··· Dataset excerpts
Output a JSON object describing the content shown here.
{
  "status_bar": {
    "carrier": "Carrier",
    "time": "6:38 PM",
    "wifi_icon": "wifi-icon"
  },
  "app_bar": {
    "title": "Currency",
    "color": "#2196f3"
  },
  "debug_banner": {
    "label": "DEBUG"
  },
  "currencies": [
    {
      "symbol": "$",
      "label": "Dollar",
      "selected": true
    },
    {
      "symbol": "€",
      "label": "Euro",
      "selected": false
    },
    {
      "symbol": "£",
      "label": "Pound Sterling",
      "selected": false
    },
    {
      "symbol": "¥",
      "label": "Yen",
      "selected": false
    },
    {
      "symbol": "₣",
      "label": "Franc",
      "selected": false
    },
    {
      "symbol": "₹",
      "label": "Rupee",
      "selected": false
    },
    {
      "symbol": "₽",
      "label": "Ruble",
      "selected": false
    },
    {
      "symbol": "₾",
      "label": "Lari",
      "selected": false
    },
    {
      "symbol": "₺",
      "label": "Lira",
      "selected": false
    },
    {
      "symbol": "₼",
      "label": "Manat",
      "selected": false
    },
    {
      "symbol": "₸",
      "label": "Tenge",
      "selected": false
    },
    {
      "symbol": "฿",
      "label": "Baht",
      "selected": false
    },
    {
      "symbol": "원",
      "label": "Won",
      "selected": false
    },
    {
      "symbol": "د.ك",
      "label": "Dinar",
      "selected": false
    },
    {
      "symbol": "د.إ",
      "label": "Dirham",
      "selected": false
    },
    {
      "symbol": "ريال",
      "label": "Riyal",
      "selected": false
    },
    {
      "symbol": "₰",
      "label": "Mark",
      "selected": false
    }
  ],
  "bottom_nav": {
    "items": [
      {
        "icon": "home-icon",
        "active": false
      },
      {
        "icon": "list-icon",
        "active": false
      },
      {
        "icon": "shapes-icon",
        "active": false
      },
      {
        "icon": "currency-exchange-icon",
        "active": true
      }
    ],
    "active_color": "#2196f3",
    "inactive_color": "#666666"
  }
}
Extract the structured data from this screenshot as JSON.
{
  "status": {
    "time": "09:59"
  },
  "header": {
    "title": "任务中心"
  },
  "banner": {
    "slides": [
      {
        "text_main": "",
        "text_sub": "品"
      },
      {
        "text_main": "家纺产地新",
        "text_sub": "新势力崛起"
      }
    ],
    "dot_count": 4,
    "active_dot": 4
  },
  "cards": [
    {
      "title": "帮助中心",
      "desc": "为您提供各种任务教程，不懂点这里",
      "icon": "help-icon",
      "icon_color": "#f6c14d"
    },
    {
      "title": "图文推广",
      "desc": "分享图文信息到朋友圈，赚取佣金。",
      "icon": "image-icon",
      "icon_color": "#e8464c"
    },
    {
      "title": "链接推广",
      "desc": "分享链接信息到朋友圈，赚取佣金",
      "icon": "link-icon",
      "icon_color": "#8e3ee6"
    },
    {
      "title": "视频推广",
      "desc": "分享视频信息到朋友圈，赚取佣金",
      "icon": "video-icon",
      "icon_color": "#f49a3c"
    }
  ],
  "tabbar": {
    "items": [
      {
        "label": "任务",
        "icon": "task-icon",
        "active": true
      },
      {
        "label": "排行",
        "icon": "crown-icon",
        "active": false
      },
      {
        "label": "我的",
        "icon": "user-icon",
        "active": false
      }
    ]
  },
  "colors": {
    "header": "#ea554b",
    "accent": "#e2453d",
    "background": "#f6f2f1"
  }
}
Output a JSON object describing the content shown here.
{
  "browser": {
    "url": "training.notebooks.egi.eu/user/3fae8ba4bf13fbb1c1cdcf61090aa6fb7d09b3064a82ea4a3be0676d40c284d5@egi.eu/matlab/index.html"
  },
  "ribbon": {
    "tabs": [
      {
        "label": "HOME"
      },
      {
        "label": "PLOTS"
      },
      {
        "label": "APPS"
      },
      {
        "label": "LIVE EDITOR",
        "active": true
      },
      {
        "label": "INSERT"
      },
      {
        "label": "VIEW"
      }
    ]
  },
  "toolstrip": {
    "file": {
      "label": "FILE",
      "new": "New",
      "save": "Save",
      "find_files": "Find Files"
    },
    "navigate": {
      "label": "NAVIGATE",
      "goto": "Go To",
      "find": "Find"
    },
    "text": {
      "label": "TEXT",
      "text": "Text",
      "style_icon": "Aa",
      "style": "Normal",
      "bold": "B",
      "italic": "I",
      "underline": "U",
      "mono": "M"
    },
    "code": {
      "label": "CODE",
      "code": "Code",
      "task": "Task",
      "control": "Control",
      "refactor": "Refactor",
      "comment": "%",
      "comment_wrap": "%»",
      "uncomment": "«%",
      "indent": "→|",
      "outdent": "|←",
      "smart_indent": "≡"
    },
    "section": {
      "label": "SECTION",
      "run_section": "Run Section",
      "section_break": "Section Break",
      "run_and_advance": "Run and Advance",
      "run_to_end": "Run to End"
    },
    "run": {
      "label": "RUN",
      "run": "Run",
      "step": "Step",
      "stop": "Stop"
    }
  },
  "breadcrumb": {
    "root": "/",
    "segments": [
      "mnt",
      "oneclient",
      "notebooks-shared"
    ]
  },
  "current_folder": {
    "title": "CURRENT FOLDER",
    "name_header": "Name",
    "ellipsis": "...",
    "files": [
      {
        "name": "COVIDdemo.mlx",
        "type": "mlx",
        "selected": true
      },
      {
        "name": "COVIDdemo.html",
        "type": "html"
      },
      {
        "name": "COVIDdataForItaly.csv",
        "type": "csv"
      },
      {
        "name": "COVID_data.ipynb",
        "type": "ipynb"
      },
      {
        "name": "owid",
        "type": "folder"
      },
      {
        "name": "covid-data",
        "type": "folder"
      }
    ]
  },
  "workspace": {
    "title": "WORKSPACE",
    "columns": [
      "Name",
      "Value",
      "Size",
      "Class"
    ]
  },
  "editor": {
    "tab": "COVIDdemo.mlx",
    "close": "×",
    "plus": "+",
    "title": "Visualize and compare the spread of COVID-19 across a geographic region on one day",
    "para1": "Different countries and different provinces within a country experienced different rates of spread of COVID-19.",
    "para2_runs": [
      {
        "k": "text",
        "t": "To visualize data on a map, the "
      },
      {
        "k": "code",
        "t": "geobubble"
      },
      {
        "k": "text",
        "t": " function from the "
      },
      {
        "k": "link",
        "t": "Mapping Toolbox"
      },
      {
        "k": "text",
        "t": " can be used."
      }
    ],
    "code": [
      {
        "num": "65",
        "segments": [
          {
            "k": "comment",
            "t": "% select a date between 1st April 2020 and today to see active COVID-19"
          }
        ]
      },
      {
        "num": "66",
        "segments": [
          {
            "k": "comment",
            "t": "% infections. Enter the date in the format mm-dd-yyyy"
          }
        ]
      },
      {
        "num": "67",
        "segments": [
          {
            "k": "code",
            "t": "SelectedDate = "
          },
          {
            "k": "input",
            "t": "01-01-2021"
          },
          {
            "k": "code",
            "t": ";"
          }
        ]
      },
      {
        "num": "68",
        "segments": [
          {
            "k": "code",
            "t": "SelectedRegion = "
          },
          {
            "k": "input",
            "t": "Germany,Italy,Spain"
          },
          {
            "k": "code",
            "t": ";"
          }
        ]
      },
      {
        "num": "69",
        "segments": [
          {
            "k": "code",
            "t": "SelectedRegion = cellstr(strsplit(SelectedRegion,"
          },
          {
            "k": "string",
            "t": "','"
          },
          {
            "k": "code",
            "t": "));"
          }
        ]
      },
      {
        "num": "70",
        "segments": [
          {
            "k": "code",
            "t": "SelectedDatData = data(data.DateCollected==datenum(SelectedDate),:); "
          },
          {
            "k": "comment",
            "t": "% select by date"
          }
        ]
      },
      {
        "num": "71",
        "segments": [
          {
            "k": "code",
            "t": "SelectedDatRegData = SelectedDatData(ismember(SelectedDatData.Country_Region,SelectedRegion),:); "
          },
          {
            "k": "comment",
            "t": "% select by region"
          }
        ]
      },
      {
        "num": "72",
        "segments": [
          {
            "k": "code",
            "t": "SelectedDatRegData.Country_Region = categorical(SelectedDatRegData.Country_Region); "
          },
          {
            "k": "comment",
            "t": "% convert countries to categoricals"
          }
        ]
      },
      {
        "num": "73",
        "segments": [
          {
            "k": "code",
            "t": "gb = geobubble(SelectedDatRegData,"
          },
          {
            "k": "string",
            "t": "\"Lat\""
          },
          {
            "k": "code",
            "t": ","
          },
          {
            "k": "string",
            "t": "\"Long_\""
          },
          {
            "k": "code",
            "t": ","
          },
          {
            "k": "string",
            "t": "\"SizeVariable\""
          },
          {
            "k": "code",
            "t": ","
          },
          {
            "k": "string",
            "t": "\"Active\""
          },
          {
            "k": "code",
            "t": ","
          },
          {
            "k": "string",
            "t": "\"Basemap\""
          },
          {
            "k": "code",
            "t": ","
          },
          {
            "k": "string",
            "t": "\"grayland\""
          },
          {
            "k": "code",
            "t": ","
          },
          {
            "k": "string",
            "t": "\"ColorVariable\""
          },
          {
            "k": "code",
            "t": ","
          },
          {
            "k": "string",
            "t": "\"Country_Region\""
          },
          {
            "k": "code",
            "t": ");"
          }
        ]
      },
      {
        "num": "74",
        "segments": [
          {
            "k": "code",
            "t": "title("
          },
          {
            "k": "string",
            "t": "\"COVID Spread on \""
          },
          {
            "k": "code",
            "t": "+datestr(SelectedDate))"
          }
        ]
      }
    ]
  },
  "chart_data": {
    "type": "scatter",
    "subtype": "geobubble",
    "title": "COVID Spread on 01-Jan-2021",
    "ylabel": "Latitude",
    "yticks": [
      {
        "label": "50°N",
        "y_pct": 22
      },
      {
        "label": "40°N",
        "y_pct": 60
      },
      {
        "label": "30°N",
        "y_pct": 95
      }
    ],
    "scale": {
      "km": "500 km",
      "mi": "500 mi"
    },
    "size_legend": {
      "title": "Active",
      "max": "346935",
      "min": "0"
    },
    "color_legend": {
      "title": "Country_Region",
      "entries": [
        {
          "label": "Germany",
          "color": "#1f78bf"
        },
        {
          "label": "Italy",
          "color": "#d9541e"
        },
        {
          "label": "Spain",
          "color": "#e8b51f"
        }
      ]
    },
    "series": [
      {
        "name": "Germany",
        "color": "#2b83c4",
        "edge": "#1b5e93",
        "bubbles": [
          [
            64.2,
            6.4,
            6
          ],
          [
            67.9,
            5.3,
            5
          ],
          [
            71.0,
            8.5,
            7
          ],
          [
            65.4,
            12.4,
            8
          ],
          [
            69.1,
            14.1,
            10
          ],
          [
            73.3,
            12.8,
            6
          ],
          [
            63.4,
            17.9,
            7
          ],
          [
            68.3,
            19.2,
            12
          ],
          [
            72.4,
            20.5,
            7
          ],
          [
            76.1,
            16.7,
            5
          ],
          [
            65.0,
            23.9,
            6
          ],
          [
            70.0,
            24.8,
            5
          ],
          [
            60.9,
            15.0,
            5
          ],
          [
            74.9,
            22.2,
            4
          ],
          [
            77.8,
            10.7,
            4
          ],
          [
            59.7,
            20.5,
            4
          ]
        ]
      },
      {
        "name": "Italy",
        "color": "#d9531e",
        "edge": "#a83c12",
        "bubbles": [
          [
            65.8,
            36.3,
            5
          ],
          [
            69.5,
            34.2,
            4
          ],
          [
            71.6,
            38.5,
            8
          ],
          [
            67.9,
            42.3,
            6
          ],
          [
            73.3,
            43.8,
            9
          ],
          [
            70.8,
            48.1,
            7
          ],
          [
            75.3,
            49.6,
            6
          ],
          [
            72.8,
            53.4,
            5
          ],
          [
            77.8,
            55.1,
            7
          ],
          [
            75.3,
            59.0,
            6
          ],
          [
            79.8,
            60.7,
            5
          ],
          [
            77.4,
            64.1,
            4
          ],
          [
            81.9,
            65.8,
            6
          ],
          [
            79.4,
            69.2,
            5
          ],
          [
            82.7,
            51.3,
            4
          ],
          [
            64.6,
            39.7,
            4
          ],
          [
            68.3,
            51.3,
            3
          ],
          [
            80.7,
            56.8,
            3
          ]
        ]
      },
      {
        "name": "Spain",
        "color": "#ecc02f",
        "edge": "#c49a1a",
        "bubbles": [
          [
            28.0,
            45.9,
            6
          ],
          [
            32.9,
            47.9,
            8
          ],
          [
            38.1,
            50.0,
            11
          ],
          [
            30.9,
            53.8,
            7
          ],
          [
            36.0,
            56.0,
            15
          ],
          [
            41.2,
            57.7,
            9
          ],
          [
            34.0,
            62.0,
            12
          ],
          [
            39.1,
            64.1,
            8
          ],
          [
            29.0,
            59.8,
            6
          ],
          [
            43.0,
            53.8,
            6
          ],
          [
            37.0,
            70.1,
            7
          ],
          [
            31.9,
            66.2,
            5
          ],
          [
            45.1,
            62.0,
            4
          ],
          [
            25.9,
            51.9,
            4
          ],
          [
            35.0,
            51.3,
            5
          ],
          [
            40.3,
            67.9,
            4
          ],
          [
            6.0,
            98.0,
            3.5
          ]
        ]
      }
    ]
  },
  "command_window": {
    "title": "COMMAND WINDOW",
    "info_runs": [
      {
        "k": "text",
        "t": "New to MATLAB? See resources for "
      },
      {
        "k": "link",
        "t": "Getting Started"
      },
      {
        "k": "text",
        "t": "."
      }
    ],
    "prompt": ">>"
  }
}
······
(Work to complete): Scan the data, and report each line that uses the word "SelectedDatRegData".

(Response box):
            "t": "SelectedDatRegData = SelectedDatData(ismember(SelectedDatData.Country_Region,SelectedRegion),:); "
            "t": "SelectedDatRegData.Country_Region = categorical(SelectedDatRegData.Country_Region); "
            "t": "gb = geobubble(SelectedDatRegData,"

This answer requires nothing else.